This case, via Orin Kerr, is similar. But it originates in the Ninth Circuit. Nevertheless, the judge in this case applies the Sixth Circuit’s ruling to the facts to find that chalking tires is a search under the Fourth Amendment. Taking into account this ruling — along with the Supreme Court’s ruling on the warrantless attachment of GPS trackers to people’s cars — the California federal court says this trespass violates Constitutional rights, no matter how minimal the trespass. From the decision [PDF]:
Considering Jones, a technical trespass occurs when there is unauthorized physical intrusion. Jones, 565 U.S. at 420 (Sotomayor, J., concurring). Although Jones does not outline the boundaries of how intrusive this unauthorized physical intrusion must be to be considered a trespass, the Supreme Court found that the physical contact of a GPS beeper to the undercarriage of a car was sufficient, even though the actual contact of the beeper did not cause any damage to the defendant’s effect.
Here, considering whether the Defendants’ conduct was trespassory, the Court finds Plaintiffs have pled sufficient facts to establish their claim. Defendants physically placed chalk marks on the tires of vehicles. Although this contact does not cause outward damage to Plaintiffs’ property, it is a technical trespass nonetheless.
Moreover, constitutionally protected areas include persons’ papers, houses, and effects. U.S. Const. amend. IV. This case involves constitutionally protected personal property – personal vehicles – belonging to the Plaintiffs. Once a technical trespass has been established, it must also be shown that the trespass is conjoined with an attempt to obtain information.
This is a fairly evident point established both in Jones and here. In Jones, the police used the installed beeper to track the defendant for investigatory purposes. Here, the police chalked Plaintiffs’ tires to obtain information as to whether Plaintiffs violated the parking limitations in order to issue a citation.
Chalking could still be permitted if the search is reasonable or supported by an exception to the Fourth Amendment. Community caretaking doesn’t work, even if the court says chalking isn’t necessarily always investigatory.
Although tire chalking is arguably divorced from investigation, it is unclear whether there is a public safety risk to justify the Defendants’ actions. Defendants have merely offered that it applies to address the “immediate need for safety in the City’s rights of way.” Accordingly, the Court finds Defendants are not entitled to dismissal under the community caretaking doctrine at this juncture.
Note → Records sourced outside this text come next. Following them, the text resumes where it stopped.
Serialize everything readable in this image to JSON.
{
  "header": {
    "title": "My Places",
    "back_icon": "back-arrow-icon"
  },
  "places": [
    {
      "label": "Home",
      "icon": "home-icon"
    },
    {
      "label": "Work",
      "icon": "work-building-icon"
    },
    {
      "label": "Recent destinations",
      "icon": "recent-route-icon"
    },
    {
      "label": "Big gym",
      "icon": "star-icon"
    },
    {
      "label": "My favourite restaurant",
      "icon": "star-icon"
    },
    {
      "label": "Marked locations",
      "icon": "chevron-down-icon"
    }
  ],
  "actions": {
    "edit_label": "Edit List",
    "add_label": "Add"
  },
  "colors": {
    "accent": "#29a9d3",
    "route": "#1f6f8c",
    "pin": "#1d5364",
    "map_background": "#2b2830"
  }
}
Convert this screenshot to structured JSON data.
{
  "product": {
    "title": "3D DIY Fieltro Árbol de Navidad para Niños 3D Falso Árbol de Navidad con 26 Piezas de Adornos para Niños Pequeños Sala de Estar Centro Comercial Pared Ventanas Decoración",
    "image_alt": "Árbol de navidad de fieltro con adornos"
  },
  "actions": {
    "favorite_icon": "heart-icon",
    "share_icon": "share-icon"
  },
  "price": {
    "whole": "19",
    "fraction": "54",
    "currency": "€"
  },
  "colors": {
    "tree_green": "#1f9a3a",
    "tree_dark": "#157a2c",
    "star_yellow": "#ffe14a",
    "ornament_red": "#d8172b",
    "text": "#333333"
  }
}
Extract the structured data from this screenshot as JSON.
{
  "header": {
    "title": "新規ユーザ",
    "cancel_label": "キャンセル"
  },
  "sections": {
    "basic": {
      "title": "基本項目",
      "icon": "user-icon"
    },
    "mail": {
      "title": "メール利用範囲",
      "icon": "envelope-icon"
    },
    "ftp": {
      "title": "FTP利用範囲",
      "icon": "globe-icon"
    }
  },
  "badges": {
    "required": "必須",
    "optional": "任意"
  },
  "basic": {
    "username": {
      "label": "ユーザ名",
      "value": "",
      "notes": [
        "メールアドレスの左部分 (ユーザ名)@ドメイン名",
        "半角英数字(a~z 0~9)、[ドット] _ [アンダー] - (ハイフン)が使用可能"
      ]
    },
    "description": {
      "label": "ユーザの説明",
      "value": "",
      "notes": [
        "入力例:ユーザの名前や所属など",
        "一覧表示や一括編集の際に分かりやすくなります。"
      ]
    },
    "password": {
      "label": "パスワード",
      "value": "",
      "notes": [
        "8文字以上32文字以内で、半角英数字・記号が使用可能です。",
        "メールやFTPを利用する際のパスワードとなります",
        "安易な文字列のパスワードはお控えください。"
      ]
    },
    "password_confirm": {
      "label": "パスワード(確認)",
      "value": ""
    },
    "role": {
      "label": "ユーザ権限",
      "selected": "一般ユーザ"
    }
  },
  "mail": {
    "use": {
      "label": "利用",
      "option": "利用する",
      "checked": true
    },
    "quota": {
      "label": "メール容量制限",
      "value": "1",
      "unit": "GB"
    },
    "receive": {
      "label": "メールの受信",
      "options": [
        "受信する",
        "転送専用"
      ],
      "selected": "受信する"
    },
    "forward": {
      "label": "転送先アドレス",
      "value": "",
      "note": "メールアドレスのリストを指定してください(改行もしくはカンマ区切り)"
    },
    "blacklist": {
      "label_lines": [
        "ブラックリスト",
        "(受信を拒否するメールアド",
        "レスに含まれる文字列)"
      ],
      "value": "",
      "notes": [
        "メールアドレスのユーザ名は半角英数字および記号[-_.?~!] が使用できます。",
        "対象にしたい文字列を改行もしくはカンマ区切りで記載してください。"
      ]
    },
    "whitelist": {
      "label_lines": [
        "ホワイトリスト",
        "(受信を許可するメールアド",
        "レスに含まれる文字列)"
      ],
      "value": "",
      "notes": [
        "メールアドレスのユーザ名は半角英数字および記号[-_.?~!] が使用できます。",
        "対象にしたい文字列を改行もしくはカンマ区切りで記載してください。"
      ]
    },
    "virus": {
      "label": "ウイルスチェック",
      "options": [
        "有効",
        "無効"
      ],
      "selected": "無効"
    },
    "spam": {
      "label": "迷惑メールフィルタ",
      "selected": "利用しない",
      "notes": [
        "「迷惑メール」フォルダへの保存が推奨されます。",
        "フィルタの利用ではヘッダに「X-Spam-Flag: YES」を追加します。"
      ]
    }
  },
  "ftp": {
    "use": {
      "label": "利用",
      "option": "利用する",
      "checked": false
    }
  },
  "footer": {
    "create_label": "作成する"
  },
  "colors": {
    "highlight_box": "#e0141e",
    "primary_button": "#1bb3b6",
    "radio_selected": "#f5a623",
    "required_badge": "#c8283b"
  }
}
Neither does the “special needs” exception. While “maintaining order in the public ways” is in the public interest, the method of doing this involves an unjustified trespass that exceeds what’s needed to accomplish this goal. The privacy expectations inherent in people’s cars outweighs the government’s needs under this exception.
There is also no “implied license” exercised in the act of parking on a public street… at least not when it comes to allowing literally unwarranted trespasses by the government.
It is possible that law enforcement has an implied license to touch a vehicle in the same manner, and for the same purpose, as a private citizen distributing advertisements, but does not have an implied license to make contact for the purpose of investigating whether a violation of law has occurred. Defendants’ position seemingly ignores the purpose behind the two types of action: one is innocuous while the other is investigatory. On its face, the practice of chalking tires seems more investigatory than innocuous…
Like the Sixth Circuit, the California court doesn’t say there’s no way the government will be able to talk it into continuing to mark tires without a warrant. But it’s not willing to dismiss the lawsuit at this point. For now, chalking tires in this federal district is an invitation to be sued.